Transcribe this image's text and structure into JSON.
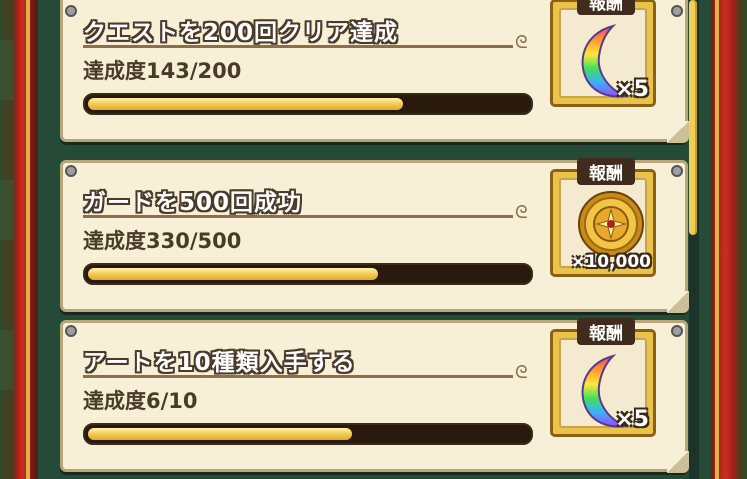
{
  "reward_label": "報酬",
  "quests": [
    {
      "title": "クエストを200回クリア達成",
      "progress_text": "達成度143/200",
      "progress": 0.715,
      "reward_icon": "rainbow-crescent-icon",
      "reward_count": "×5"
    },
    {
      "title": "ガードを500回成功",
      "progress_text": "達成度330/500",
      "progress": 0.66,
      "reward_icon": "gold-coin-icon",
      "reward_count": "×10,000"
    },
    {
      "title": "アートを10種類入手する",
      "progress_text": "達成度6/10",
      "progress": 0.6,
      "reward_icon": "rainbow-crescent-icon",
      "reward_count": "×5"
    }
  ],
  "colors": {
    "bar_fill": "#f4cf5a",
    "frame_red": "#c9301e",
    "card_bg": "#f7f0d6",
    "reward_gold": "#e9c34a"
  }
}
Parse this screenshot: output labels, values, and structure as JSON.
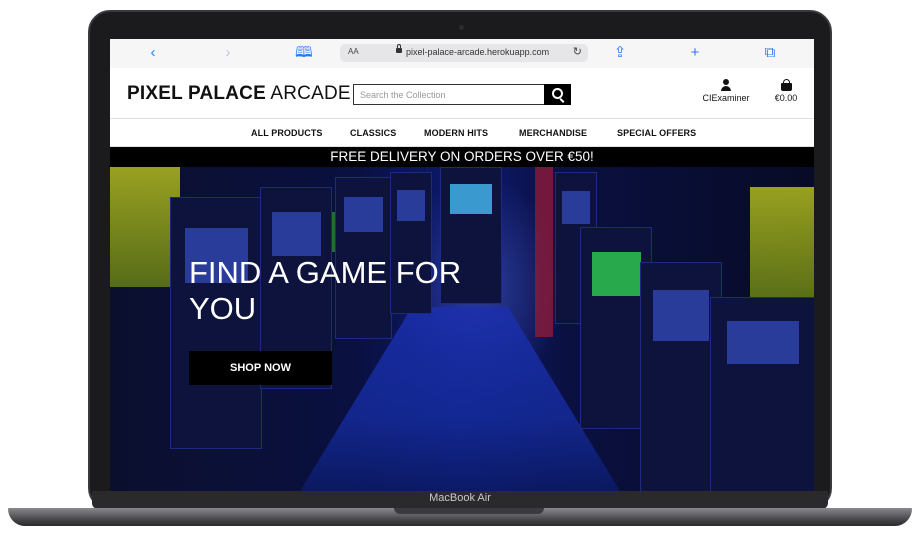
{
  "browser": {
    "text_size_label": "AA",
    "url": "pixel-palace-arcade.herokuapp.com",
    "icons": [
      "back-icon",
      "forward-icon",
      "bookmarks-icon",
      "lock-icon",
      "reload-icon",
      "share-icon",
      "add-tab-icon",
      "tabs-icon"
    ]
  },
  "site": {
    "logo_bold": "PIXEL PALACE",
    "logo_light": "ARCADE",
    "search_placeholder": "Search the Collection",
    "account_label": "CIExaminer",
    "cart_total": "€0.00"
  },
  "nav": {
    "items": [
      "ALL PRODUCTS",
      "CLASSICS",
      "MODERN HITS",
      "MERCHANDISE",
      "SPECIAL OFFERS"
    ]
  },
  "banner": {
    "text": "FREE DELIVERY ON ORDERS OVER €50!"
  },
  "hero": {
    "title": "FIND A GAME FOR YOU",
    "cta": "SHOP NOW"
  },
  "device": {
    "label": "MacBook Air"
  },
  "colors": {
    "accent": "#2a7bf6",
    "header_bg": "#ffffff",
    "banner_bg": "#000000",
    "hero_tint": "#1b2fae"
  }
}
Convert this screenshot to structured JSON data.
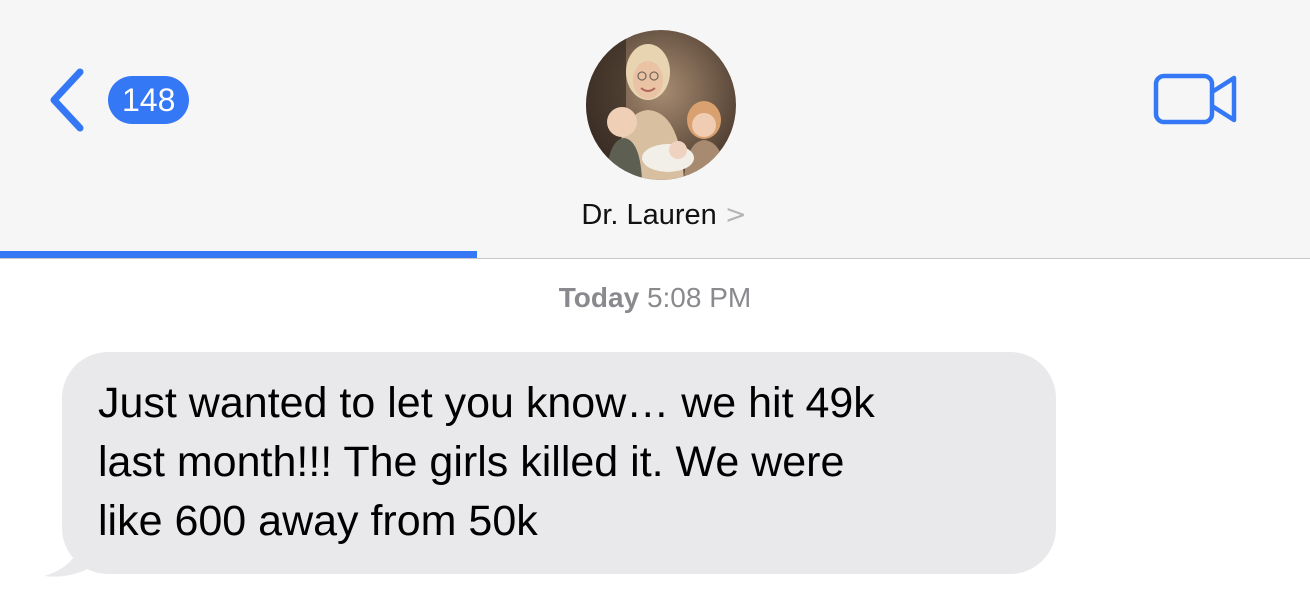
{
  "nav": {
    "unread_count": "148",
    "contact_name": "Dr. Lauren",
    "contact_chevron": ">",
    "back_icon": "chevron-left-icon",
    "video_icon": "video-camera-icon",
    "progress": 0.364
  },
  "colors": {
    "accent": "#3478f6",
    "header_bg": "#f6f6f6",
    "bubble_bg": "#e9e9eb",
    "timestamp": "#8a8a8e"
  },
  "conversation": {
    "timestamp_day": "Today",
    "timestamp_time": "5:08 PM",
    "messages": [
      {
        "direction": "incoming",
        "text": "Just wanted to let you know… we hit 49k\nlast month!!! The girls killed it. We were\nlike 600 away from 50k"
      }
    ]
  }
}
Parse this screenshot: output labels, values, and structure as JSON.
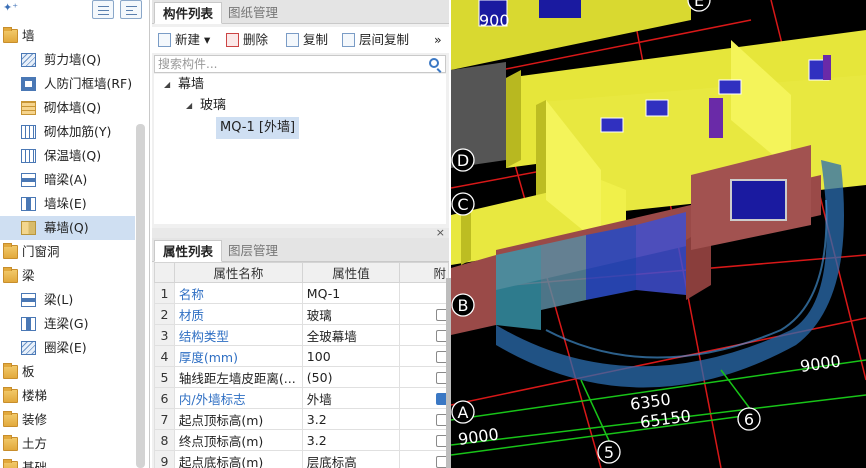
{
  "left_tree": {
    "items": [
      {
        "label": "墙",
        "kind": "folder",
        "level": 0
      },
      {
        "label": "剪力墙(Q)",
        "kind": "hatch",
        "level": 1
      },
      {
        "label": "人防门框墙(RF)",
        "kind": "frame",
        "level": 1
      },
      {
        "label": "砌体墙(Q)",
        "kind": "brick",
        "level": 1
      },
      {
        "label": "砌体加筋(Y)",
        "kind": "dash",
        "level": 1
      },
      {
        "label": "保温墙(Q)",
        "kind": "dash",
        "level": 1
      },
      {
        "label": "暗梁(A)",
        "kind": "beam",
        "level": 1
      },
      {
        "label": "墙垛(E)",
        "kind": "col",
        "level": 1
      },
      {
        "label": "幕墙(Q)",
        "kind": "curtain",
        "level": 1,
        "selected": true
      },
      {
        "label": "门窗洞",
        "kind": "folder",
        "level": 0
      },
      {
        "label": "梁",
        "kind": "folder",
        "level": 0
      },
      {
        "label": "梁(L)",
        "kind": "beam",
        "level": 1
      },
      {
        "label": "连梁(G)",
        "kind": "col",
        "level": 1
      },
      {
        "label": "圈梁(E)",
        "kind": "hatch",
        "level": 1
      },
      {
        "label": "板",
        "kind": "folder",
        "level": 0
      },
      {
        "label": "楼梯",
        "kind": "folder",
        "level": 0
      },
      {
        "label": "装修",
        "kind": "folder",
        "level": 0
      },
      {
        "label": "土方",
        "kind": "folder",
        "level": 0
      },
      {
        "label": "基础",
        "kind": "folder",
        "level": 0
      }
    ]
  },
  "component_panel": {
    "tabs": [
      "构件列表",
      "图纸管理"
    ],
    "toolbar": {
      "new": "新建",
      "delete": "删除",
      "copy": "复制",
      "floor_copy": "层间复制",
      "more": "»"
    },
    "search_placeholder": "搜索构件...",
    "tree": {
      "root": "幕墙",
      "child": "玻璃",
      "leaf": "MQ-1 [外墙]"
    }
  },
  "property_panel": {
    "tabs": [
      "属性列表",
      "图层管理"
    ],
    "close": "×",
    "headers": {
      "name": "属性名称",
      "value": "属性值",
      "attach": "附"
    },
    "rows": [
      {
        "no": "1",
        "name": "名称",
        "value": "MQ-1",
        "blue": true,
        "check": false
      },
      {
        "no": "2",
        "name": "材质",
        "value": "玻璃",
        "blue": true,
        "check": true
      },
      {
        "no": "3",
        "name": "结构类型",
        "value": "全玻幕墙",
        "blue": true,
        "check": true
      },
      {
        "no": "4",
        "name": "厚度(mm)",
        "value": "100",
        "blue": true,
        "check": true
      },
      {
        "no": "5",
        "name": "轴线距左墙皮距离(...",
        "value": "(50)",
        "blue": false,
        "check": true
      },
      {
        "no": "6",
        "name": "内/外墙标志",
        "value": "外墙",
        "blue": true,
        "check": true,
        "checked": true
      },
      {
        "no": "7",
        "name": "起点顶标高(m)",
        "value": "3.2",
        "blue": false,
        "check": true
      },
      {
        "no": "8",
        "name": "终点顶标高(m)",
        "value": "3.2",
        "blue": false,
        "check": true
      },
      {
        "no": "9",
        "name": "起点底标高(m)",
        "value": "层底标高",
        "blue": false,
        "check": true
      }
    ]
  },
  "viewport": {
    "axis_labels": [
      "A",
      "B",
      "C",
      "D",
      "E",
      "5",
      "6"
    ],
    "dimensions": [
      "9000",
      "6350",
      "65150",
      "9000",
      "900"
    ],
    "colors": {
      "wall": "#e8e840",
      "brick": "#9a4a48",
      "glass": "#4aa0e8",
      "grid_red": "#d81818",
      "grid_green": "#18c418"
    }
  }
}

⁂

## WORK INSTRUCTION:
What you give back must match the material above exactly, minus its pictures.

## OUTPUT BELOW:
Transcribe this image's text and structure into JSON.
{
  "reward_label": "報酬",
  "quests": [
    {
      "title": "クエストを200回クリア達成",
      "progress_text": "達成度143/200",
      "progress": 0.715,
      "reward_icon": "rainbow-crescent-icon",
      "reward_count": "×5"
    },
    {
      "title": "ガードを500回成功",
      "progress_text": "達成度330/500",
      "progress": 0.66,
      "reward_icon": "gold-coin-icon",
      "reward_count": "×10,000"
    },
    {
      "title": "アートを10種類入手する",
      "progress_text": "達成度6/10",
      "progress": 0.6,
      "reward_icon": "rainbow-crescent-icon",
      "reward_count": "×5"
    }
  ],
  "colors": {
    "bar_fill": "#f4cf5a",
    "frame_red": "#c9301e",
    "card_bg": "#f7f0d6",
    "reward_gold": "#e9c34a"
  }
}
Parse this screenshot: output labels, values, and structure as JSON.
{
  "browser": {
    "text_size_label": "AA",
    "url": "pixel-palace-arcade.herokuapp.com",
    "icons": [
      "back-icon",
      "forward-icon",
      "bookmarks-icon",
      "lock-icon",
      "reload-icon",
      "share-icon",
      "add-tab-icon",
      "tabs-icon"
    ]
  },
  "site": {
    "logo_bold": "PIXEL PALACE",
    "logo_light": "ARCADE",
    "search_placeholder": "Search the Collection",
    "account_label": "CIExaminer",
    "cart_total": "€0.00"
  },
  "nav": {
    "items": [
      "ALL PRODUCTS",
      "CLASSICS",
      "MODERN HITS",
      "MERCHANDISE",
      "SPECIAL OFFERS"
    ]
  },
  "banner": {
    "text": "FREE DELIVERY ON ORDERS OVER €50!"
  },
  "hero": {
    "title": "FIND A GAME FOR YOU",
    "cta": "SHOP NOW"
  },
  "device": {
    "label": "MacBook Air"
  },
  "colors": {
    "accent": "#2a7bf6",
    "header_bg": "#ffffff",
    "banner_bg": "#000000",
    "hero_tint": "#1b2fae"
  }
}
Convert this screenshot to structured JSON data.
{
  "nav": {
    "unread_count": "148",
    "contact_name": "Dr. Lauren",
    "contact_chevron": ">",
    "back_icon": "chevron-left-icon",
    "video_icon": "video-camera-icon",
    "progress": 0.364
  },
  "colors": {
    "accent": "#3478f6",
    "header_bg": "#f6f6f6",
    "bubble_bg": "#e9e9eb",
    "timestamp": "#8a8a8e"
  },
  "conversation": {
    "timestamp_day": "Today",
    "timestamp_time": "5:08 PM",
    "messages": [
      {
        "direction": "incoming",
        "text": "Just wanted to let you know… we hit 49k\nlast month!!! The girls killed it. We were\nlike 600 away from 50k"
      }
    ]
  }
}
Parse this screenshot: output labels, values, and structure as JSON.
{
  "left_tree": {
    "items": [
      {
        "label": "墙",
        "kind": "folder",
        "level": 0
      },
      {
        "label": "剪力墙(Q)",
        "kind": "hatch",
        "level": 1
      },
      {
        "label": "人防门框墙(RF)",
        "kind": "frame",
        "level": 1
      },
      {
        "label": "砌体墙(Q)",
        "kind": "brick",
        "level": 1
      },
      {
        "label": "砌体加筋(Y)",
        "kind": "dash",
        "level": 1
      },
      {
        "label": "保温墙(Q)",
        "kind": "dash",
        "level": 1
      },
      {
        "label": "暗梁(A)",
        "kind": "beam",
        "level": 1
      },
      {
        "label": "墙垛(E)",
        "kind": "col",
        "level": 1
      },
      {
        "label": "幕墙(Q)",
        "kind": "curtain",
        "level": 1,
        "selected": true
      },
      {
        "label": "门窗洞",
        "kind": "folder",
        "level": 0
      },
      {
        "label": "梁",
        "kind": "folder",
        "level": 0
      },
      {
        "label": "梁(L)",
        "kind": "beam",
        "level": 1
      },
      {
        "label": "连梁(G)",
        "kind": "col",
        "level": 1
      },
      {
        "label": "圈梁(E)",
        "kind": "hatch",
        "level": 1
      },
      {
        "label": "板",
        "kind": "folder",
        "level": 0
      },
      {
        "label": "楼梯",
        "kind": "folder",
        "level": 0
      },
      {
        "label": "装修",
        "kind": "folder",
        "level": 0
      },
      {
        "label": "土方",
        "kind": "folder",
        "level": 0
      },
      {
        "label": "基础",
        "kind": "folder",
        "level": 0
      }
    ]
  },
  "component_panel": {
    "tabs": [
      "构件列表",
      "图纸管理"
    ],
    "toolbar": {
      "new": "新建",
      "delete": "删除",
      "copy": "复制",
      "floor_copy": "层间复制",
      "more": "»"
    },
    "search_placeholder": "搜索构件...",
    "tree": {
      "root": "幕墙",
      "child": "玻璃",
      "leaf": "MQ-1 [外墙]"
    }
  },
  "property_panel": {
    "tabs": [
      "属性列表",
      "图层管理"
    ],
    "close": "×",
    "headers": {
      "name": "属性名称",
      "value": "属性值",
      "attach": "附"
    },
    "rows": [
      {
        "no": "1",
        "name": "名称",
        "value": "MQ-1",
        "blue": true,
        "check": false
      },
      {
        "no": "2",
        "name": "材质",
        "value": "玻璃",
        "blue": true,
        "check": true
      },
      {
        "no": "3",
        "name": "结构类型",
        "value": "全玻幕墙",
        "blue": true,
        "check": true
      },
      {
        "no": "4",
        "name": "厚度(mm)",
        "value": "100",
        "blue": true,
        "check": true
      },
      {
        "no": "5",
        "name": "轴线距左墙皮距离(...",
        "value": "(50)",
        "blue": false,
        "check": true
      },
      {
        "no": "6",
        "name": "内/外墙标志",
        "value": "外墙",
        "blue": true,
        "check": true,
        "checked": true
      },
      {
        "no": "7",
        "name": "起点顶标高(m)",
        "value": "3.2",
        "blue": false,
        "check": true
      },
      {
        "no": "8",
        "name": "终点顶标高(m)",
        "value": "3.2",
        "blue": false,
        "check": true
      },
      {
        "no": "9",
        "name": "起点底标高(m)",
        "value": "层底标高",
        "blue": false,
        "check": true
      }
    ]
  },
  "viewport": {
    "axis_labels": [
      "A",
      "B",
      "C",
      "D",
      "E",
      "5",
      "6"
    ],
    "dimensions": [
      "9000",
      "6350",
      "65150",
      "9000",
      "900"
    ],
    "colors": {
      "wall": "#e8e840",
      "brick": "#9a4a48",
      "glass": "#4aa0e8",
      "grid_red": "#d81818",
      "grid_green": "#18c418"
    }
  }
}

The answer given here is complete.